Brolin gives an equally praiseworthy performance as Frank. It isn't clear at first if we can trust Frank as he wears a smile and reassures Adele as he ties her and Henry to a chair. Brolin’s Frank is kind and instantly likeable, and like Adele, the necessity of building a relationship with his hosts is palpably clear.

Reitman gradually builds the audience's allegiance to Frank as he methodically flashes back and reveals the story behind Frank's incarceration. The memory is delivered in a single blow in Maynard's novel, but Reitman disperses the tale throughout the adaptation and adds another layer to the delicate, complicated narratives of these flawed and relatable characters. The flashbacks develop Adele's desperation in turn, as Frank's young lover shares a striking physical resemblance to Miss Winslet. It takes several returns to decipher which of the lonely hearts is being revealed onscreen. The flashbacks complement either story, though, as the images of young lovers and blossoming love speak to the absence felt by Adele and Frank before their encounter.

Reitman's take on Labor Day is both an unsettling and cathartic take on suburban malaise. His depiction of the odd surrogate family of Henry, Adele, and Frank takes the underlying darkness of the tale and moulds it into a look at one's perception of how one defines success and happiness, for better or for worse, through the family. It’s the evolution of his cynical black humor one could say. “It’s all about keeping up appearances,” Frank says, as he binds Adele to a chair and feeds her dinner—an unusual first date.

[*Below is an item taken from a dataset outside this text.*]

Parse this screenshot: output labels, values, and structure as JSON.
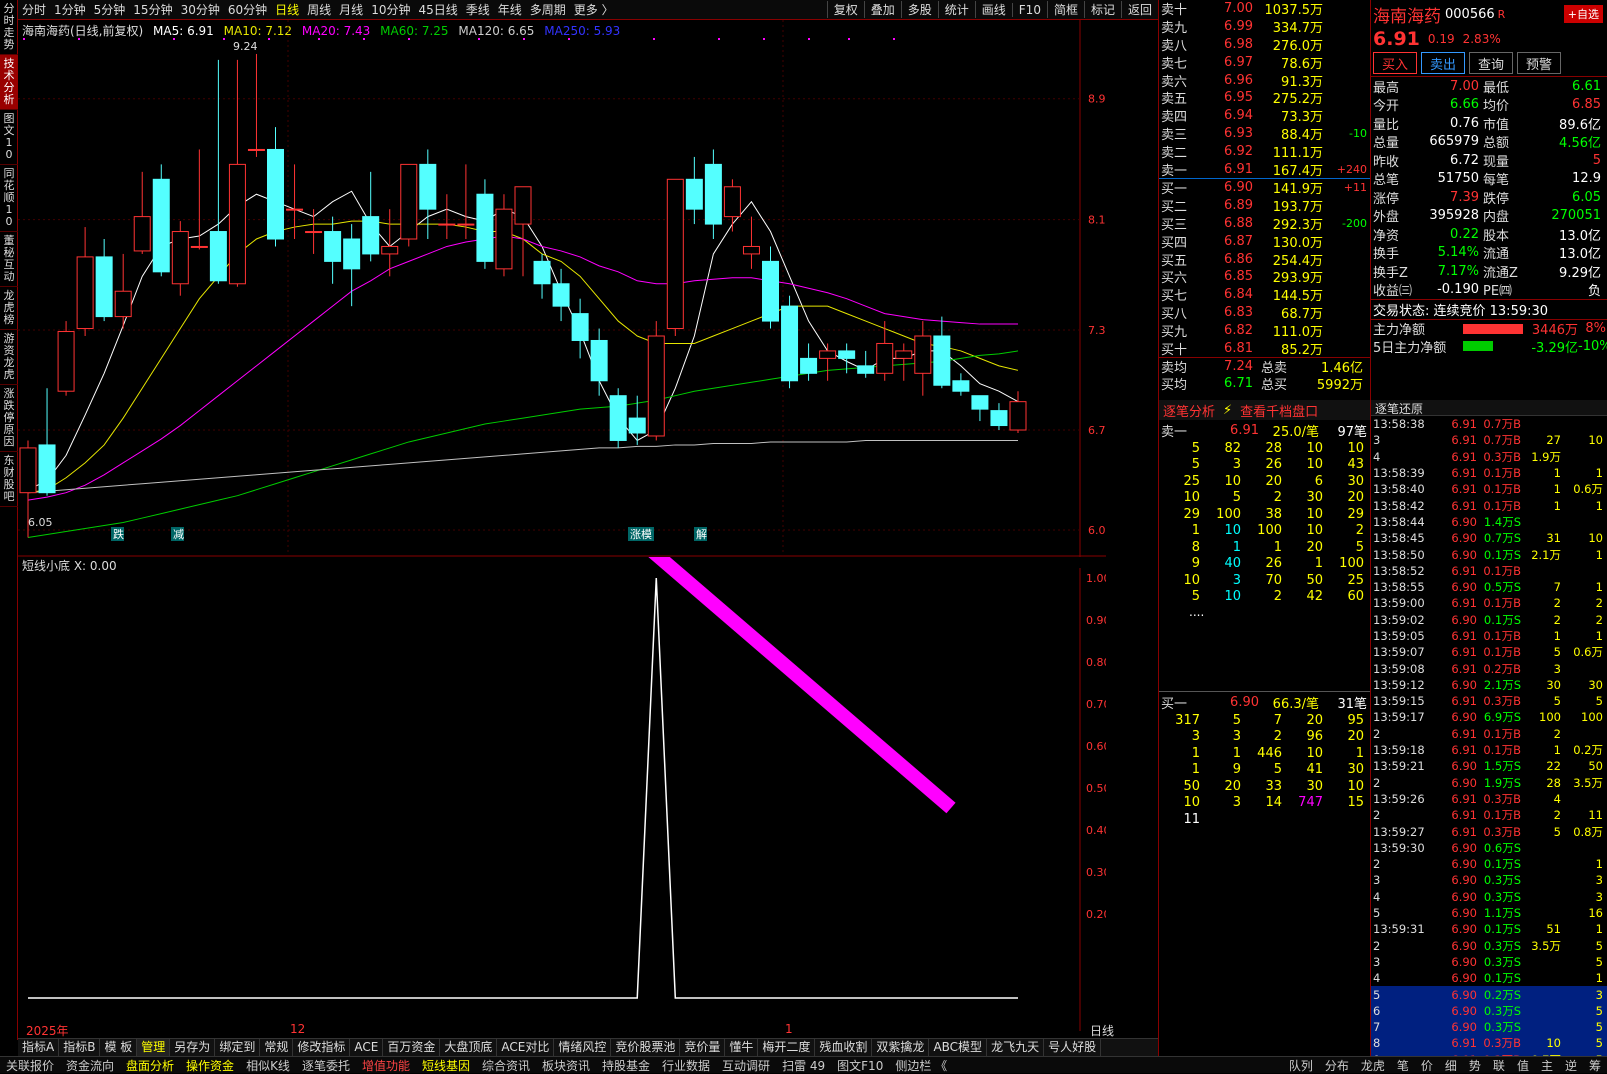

Adele’s sense of self, her satisfaction with life disappeared when her first marriage dissolved, but she finds happiness again by reconstructing a family to provide the best life she can for her boy. Take one especially beautiful scene in Labor Day, both the film and the novel, in which the makeshift family bonds over a collective baking session of Frank’s mother’s recipe for peach pie. This sequence marks a turning point for everyone in Labor Day—both on front of the camera and behind it—as the tension melts with the butter in the oven and Frank address a rather role. There is a warmth to the scene in between the winning performances and the gorgeous cinematography by Eric Steelberg that captures the soft natural light glistening on the peaches. It’s the sense of belonging that rises to the surface of this scene as Adele and Henry display their first moment of genuine happiness in the film. The domesticity of the scene is almost romantic and out sets up the bittersweet tragedy that is to come. Labor Day easily stands out among the films at this year’s Toronto International Film Festival. Not only is it sure to be one of the best of the fest, but the year as well.

Rating: ★★★★★ (out of ★★★★★)

Labor Day screens again Saturday, September 14 at 6:00 pm at Ryerson.

Cast and crew of Labor Day at the film's world premiere

L-r: James Van Der Beek, Gattlin Griffith, Kate Winslet, Tom Lipinski, Jason Reitman